A Spanish saying has it that "in order to be a whole person one must fight a bull, write a book, have a son and plant a tree." Doreen Feng de Badell, the sportswoman and Chinese diplomat's daughter shown at the left, has done everything the Spanish dictum calls for, and more. Mrs. Badell, who was born in Peru and now lives in New York, has distinguished herself as a golfer and horsewoman in Mexico, as a skier in California and Canada, as a teen-age table tennis whiz in India and as an amateur bullfighter in the practice rings of Mexico and Spain. Moreover, she can cook.
Doreen Badell became a practiced world traveler as a result of the fact that her father, His Excellency Chih-Tsing Feng, recently retired as Chiang Kai-shek's ambassador to Mexico, was a career diplomat. Along the way she has also become an artist of accomplishment and the author of a book entitled The Joy of Chinese Cooking.
In Mexico, Doreen's enthusiasm for bullfighting—not just as an aficionado but as a painter who wanted to depict the action of the corrida—led her to a year of cape-work lessons from the matador Jesus Cordoba and eventually to a chance to fight brave cattle at Pastejé, the 4,000-acre breeding ranch owned since his retirement by Carlos Arruza. Afterward, on a visit to Spain, the great Juan Belmonte became her tutor. In horsemanship her teacher was Mexico's incomparable General Humberto Mariles. Until their meeting, Doreen says, she "couldn't feed sugar to a horse," but she soon became one of the most active riders in the Mexican National Equestrian Association. Still a member of the board of the association, she devotes a good deal of time to arranging courses that take American youngsters to Mexico for instruction by the general.
"I've always been lucky in the training I've had," Doreen Badell said the other day. "I couldn't help but learn about horses from General Mariles or about bulls from a matador like Belmonte, could I?" She pays the same tribute to the Chinese cook who prepared embassy dinners for her family in Mexico City. "He is a Cantonese who has earned the title of Daai See Fooh, which means Grand Maestro of the Culinary Arts, and he was as fine a teacher as any of those who coached me in sports."

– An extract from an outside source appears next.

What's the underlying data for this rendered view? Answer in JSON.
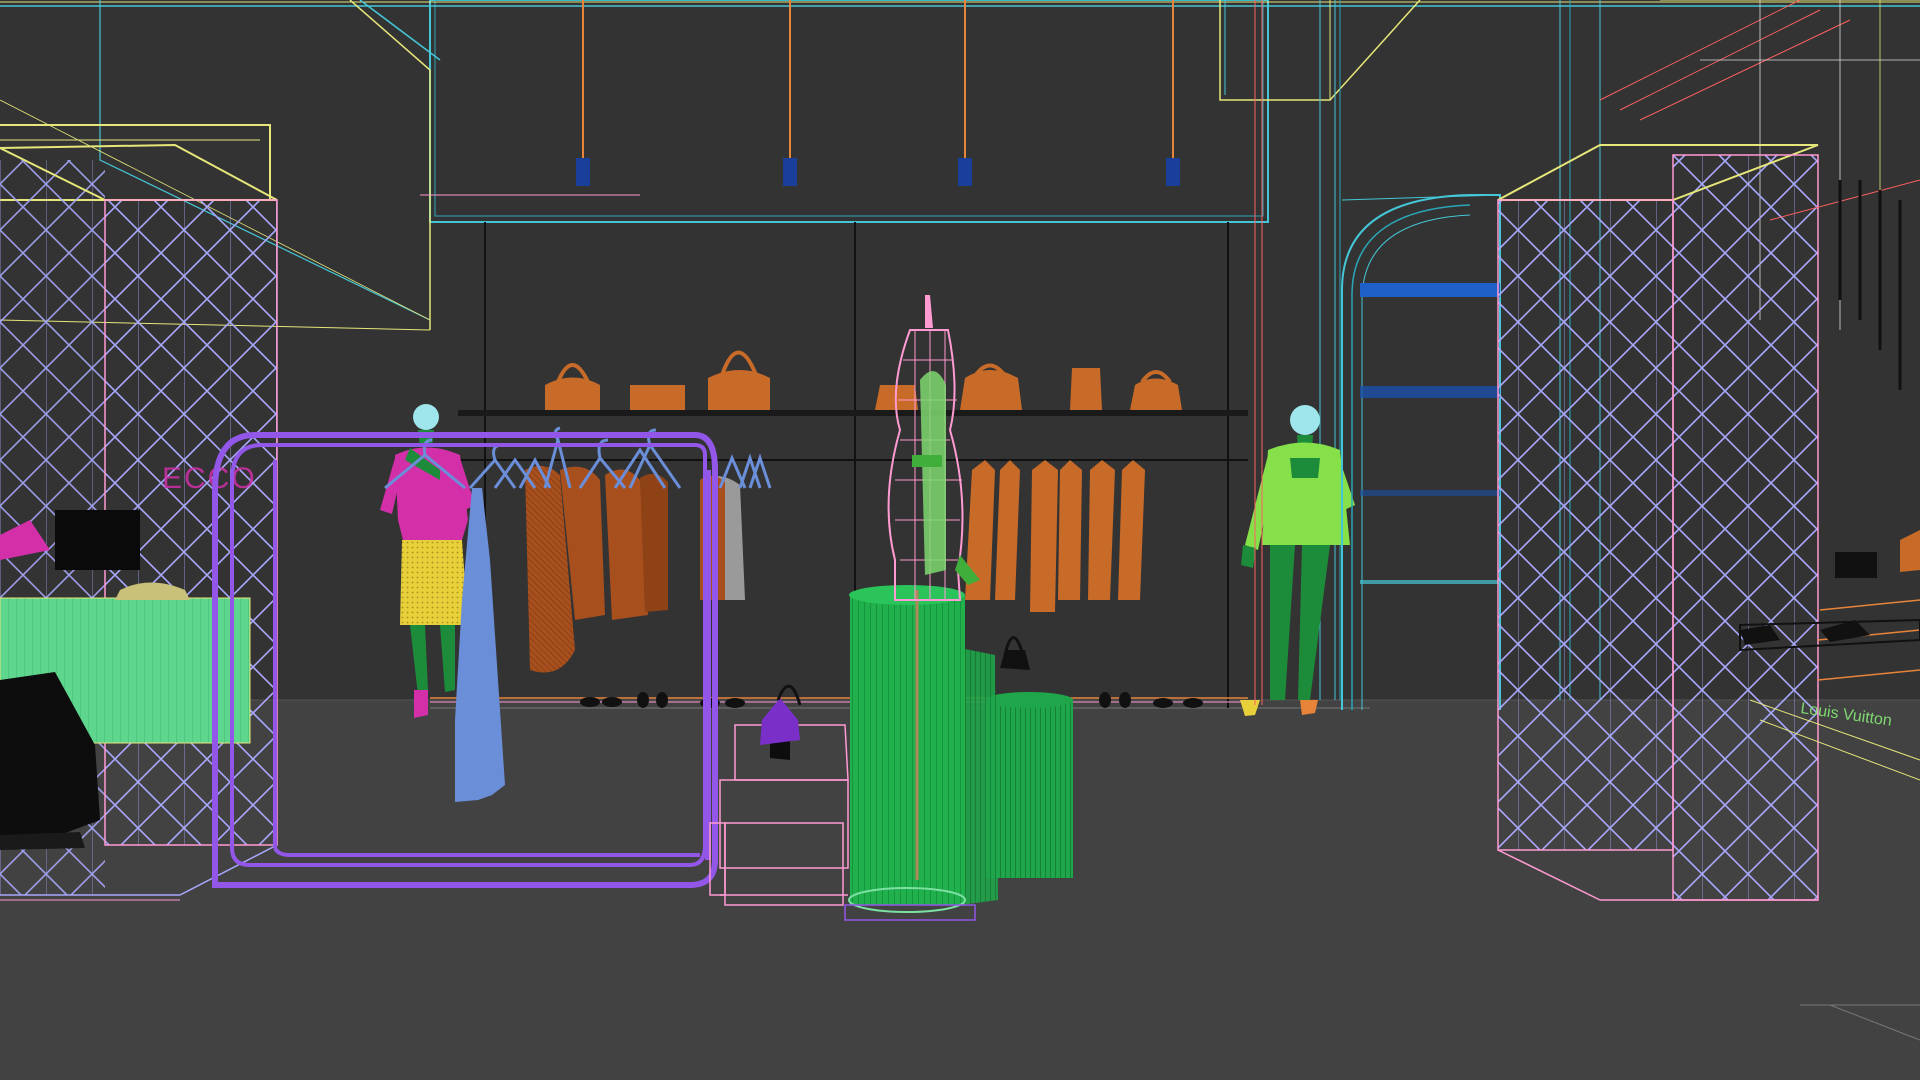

For Chinese food as it should taste, she emphasizes that good soy sauce is essential. A second important accent is a mixture of powdered spices called heung lew fun ("spices of the five fragrances"), which combines two kinds of anise, fennel, clove and cinnamon. Such ingredients are not too difficult to find because "wherever there is more than one Chinese family there is almost inevitably a Chinese restaurant or grocery shop." Here is Doreen's recipe for a delicious version of Chinese duck.

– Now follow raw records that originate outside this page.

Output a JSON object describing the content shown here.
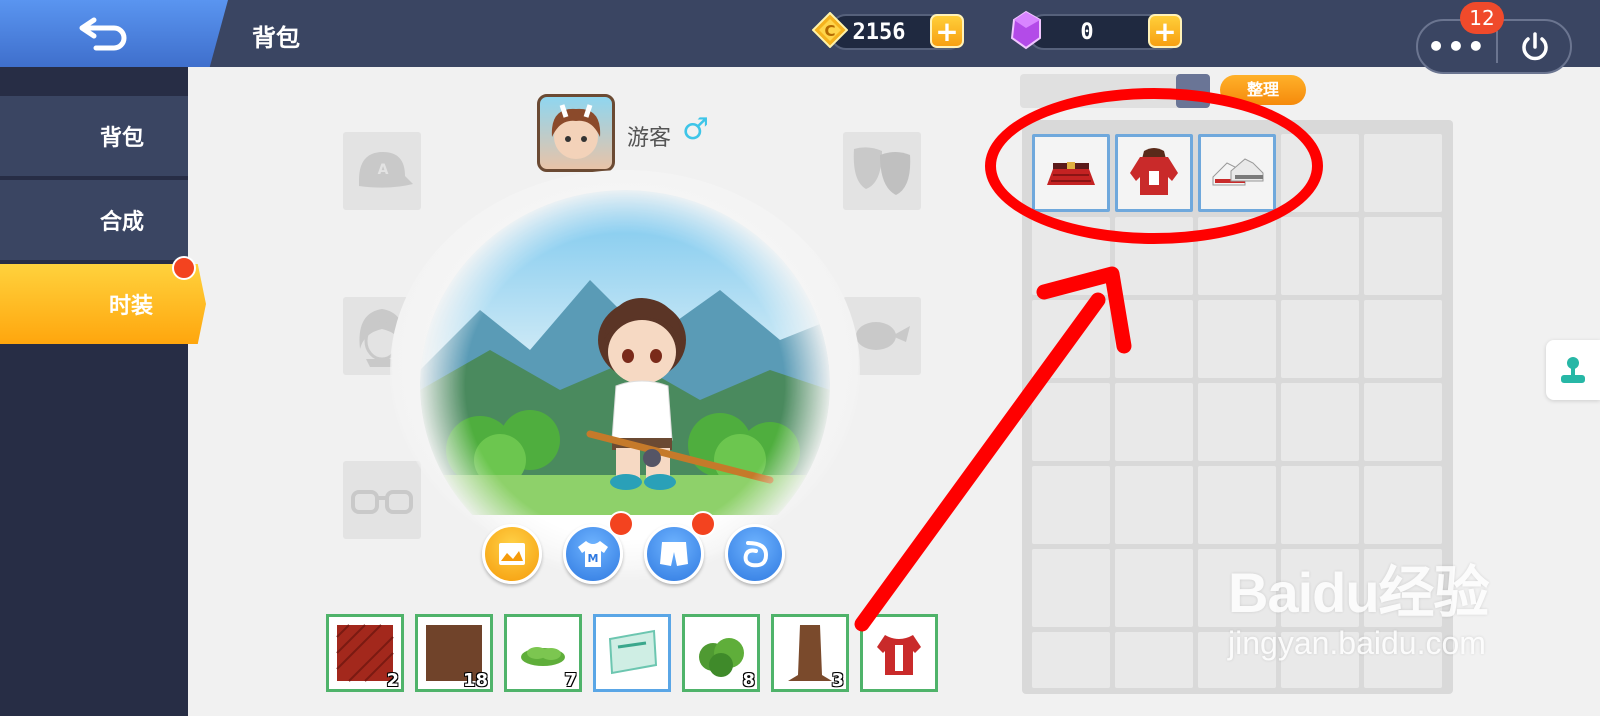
{
  "header": {
    "title": "背包",
    "coins": "2156",
    "gems": "0",
    "notification_count": "12",
    "more_label": "•••"
  },
  "sidebar": {
    "items": [
      {
        "label": "背包"
      },
      {
        "label": "合成"
      },
      {
        "label": "时装"
      }
    ]
  },
  "player": {
    "name": "游客",
    "gender_symbol": "♂"
  },
  "equip_slots": [
    "hat-slot",
    "face-slot",
    "glasses-slot",
    "mask-slot",
    "expression-slot"
  ],
  "wardrobe_tabs": [
    "background-tab",
    "top-tab",
    "bottom-tab",
    "effect-tab"
  ],
  "materials": [
    {
      "name": "red-block",
      "count": "2"
    },
    {
      "name": "brown-block",
      "count": "18"
    },
    {
      "name": "grass-tuft",
      "count": "7"
    },
    {
      "name": "banner-item",
      "count": ""
    },
    {
      "name": "leaf-bush",
      "count": "8"
    },
    {
      "name": "tree-trunk",
      "count": "3"
    },
    {
      "name": "red-jacket",
      "count": ""
    }
  ],
  "bag": {
    "sort_label": "整理",
    "items": [
      "red-skirt",
      "red-hooded-jacket",
      "red-sneakers"
    ]
  },
  "watermark": {
    "logo": "Baidu经验",
    "url": "jingyan.baidu.com"
  },
  "colors": {
    "topbar": "#3a4562",
    "sidebar": "#272d45",
    "active_tab": "#ffb81c",
    "annotation": "#ff0000"
  }
}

TAIWAN DUCK (serves four)
1 large duck (about 5 pounds)
2 Spanish onions, coarsely chopped
1 medium-size fresh ginger root, minced
1 clove garlic, minced

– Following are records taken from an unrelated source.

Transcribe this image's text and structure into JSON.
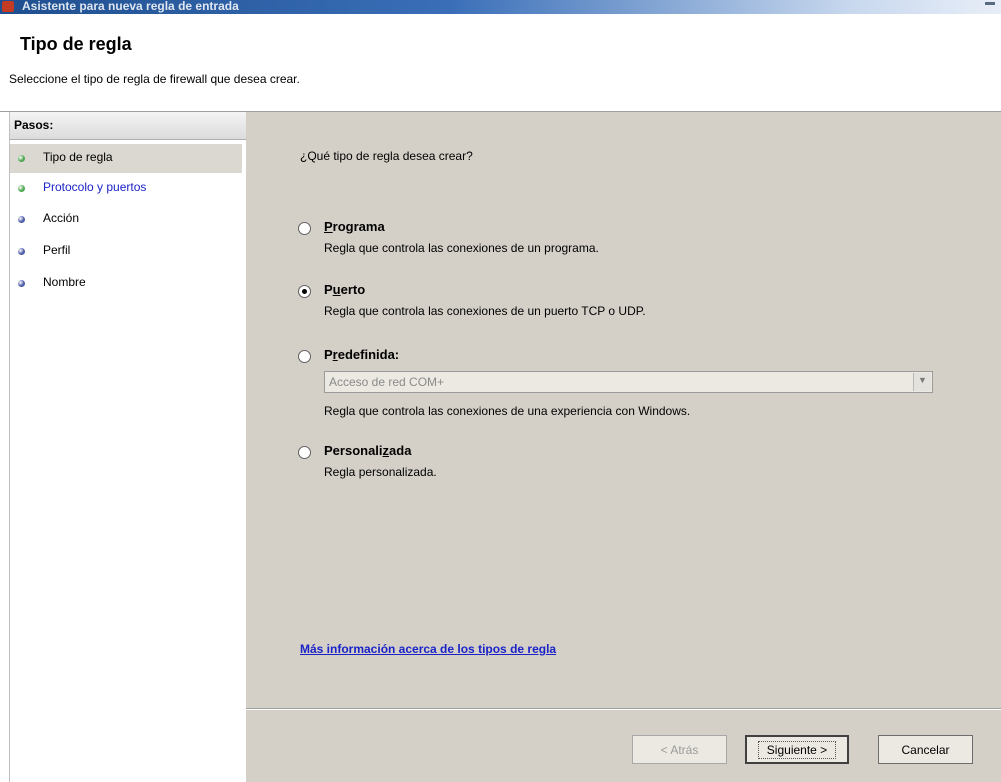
{
  "window": {
    "title": "Asistente para nueva regla de entrada"
  },
  "header": {
    "title": "Tipo de regla",
    "subtitle": "Seleccione el tipo de regla de firewall que desea crear."
  },
  "sidebar": {
    "header": "Pasos:",
    "steps": [
      {
        "label": "Tipo de regla",
        "state": "current",
        "dot_color": "#4ca64c"
      },
      {
        "label": "Protocolo y puertos",
        "state": "link",
        "dot_color": "#4ca64c"
      },
      {
        "label": "Acción",
        "state": "pending",
        "dot_color": "#4a5aa8"
      },
      {
        "label": "Perfil",
        "state": "pending",
        "dot_color": "#4a5aa8"
      },
      {
        "label": "Nombre",
        "state": "pending",
        "dot_color": "#4a5aa8"
      }
    ]
  },
  "main": {
    "question": "¿Qué tipo de regla desea crear?",
    "options": [
      {
        "title_pre": "",
        "title_key": "P",
        "title_post": "rograma",
        "description": "Regla que controla las conexiones de un programa.",
        "selected": false
      },
      {
        "title_pre": "P",
        "title_key": "u",
        "title_post": "erto",
        "description": "Regla que controla las conexiones de un puerto TCP o UDP.",
        "selected": true
      },
      {
        "title_pre": "P",
        "title_key": "r",
        "title_post": "edefinida:",
        "description": "Regla que controla las conexiones de una experiencia con Windows.",
        "selected": false
      },
      {
        "title_pre": "Personali",
        "title_key": "z",
        "title_post": "ada",
        "description": "Regla personalizada.",
        "selected": false
      }
    ],
    "predefined_select": {
      "value": "Acceso de red COM+",
      "enabled": false
    },
    "more_info_link": "Más información acerca de los tipos de regla"
  },
  "footer": {
    "back_label": "< Atrás",
    "next_label": "Siguiente >",
    "cancel_label": "Cancelar"
  },
  "colors": {
    "content_bg": "#d4d0c8",
    "link": "#1a22c8",
    "active_step_bg": "#dad8d0"
  }
}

2 teaspoons sugar
salt and pepper
¼ cup good sherry
1 teaspoon heung lew fun
2 tablespoons cornstarch
1 pound spinach
Fry the onions in vegetable oil with the minced ginger and garlic until golden. Add the sugar, 1 tablespoon soy sauce, salt and pepper, the sherry and heung lew fun. Cook until onions are tender. Use this mixture to stuff the duck.
Sew up the duck (but do not truss) and rub it with soy sauce. Brown it in oil on all sides until it is caramel-colored, using a deep, heavy pan just large enough for the duck. Pour off the fat and add enough boiling water to cover all but about ¾ inch of the duck's topside (pour the water in against the side of the pot; don't slosh it over the bird). Add 1 teaspoon salt, and when the water returns to the boil cover the pot and simmer slowly for at least 3 hours. After 2 hours' cooking, taste sauce for seasoning, adding more salt if necessary.
When the duck is really tender, remove it carefully and put it in a warm oven. Skim fat from sauce, which will have reduced by about two-thirds. Take ½ cup sauce and braise the spinach in it for 10 to 12 minutes. Meanwhile, add enough water to 2 tablespoons cornstarch to make a smooth paste and add this to the remaining duck sauce. Cook until the sauce thickens. To serve, lay the spinach in a ring on a platter and place the duck in the center. Pour the sauce over the duck.
When in season, fresh snow peas (available at Chinese groceries) may be used to garnish Taiwan duck. Prepare the peas for cooking by removing the strings on the pods. Bring a pan of water to a rolling boil. Add 1 teaspoon salt, 1 tablespoon oil and ½ teaspoon sugar. Toss in the snow peas, and as soon as the water returns to a rolling boil (a matter of seconds) drain the peas and serve; they should be crisp and beautifully green.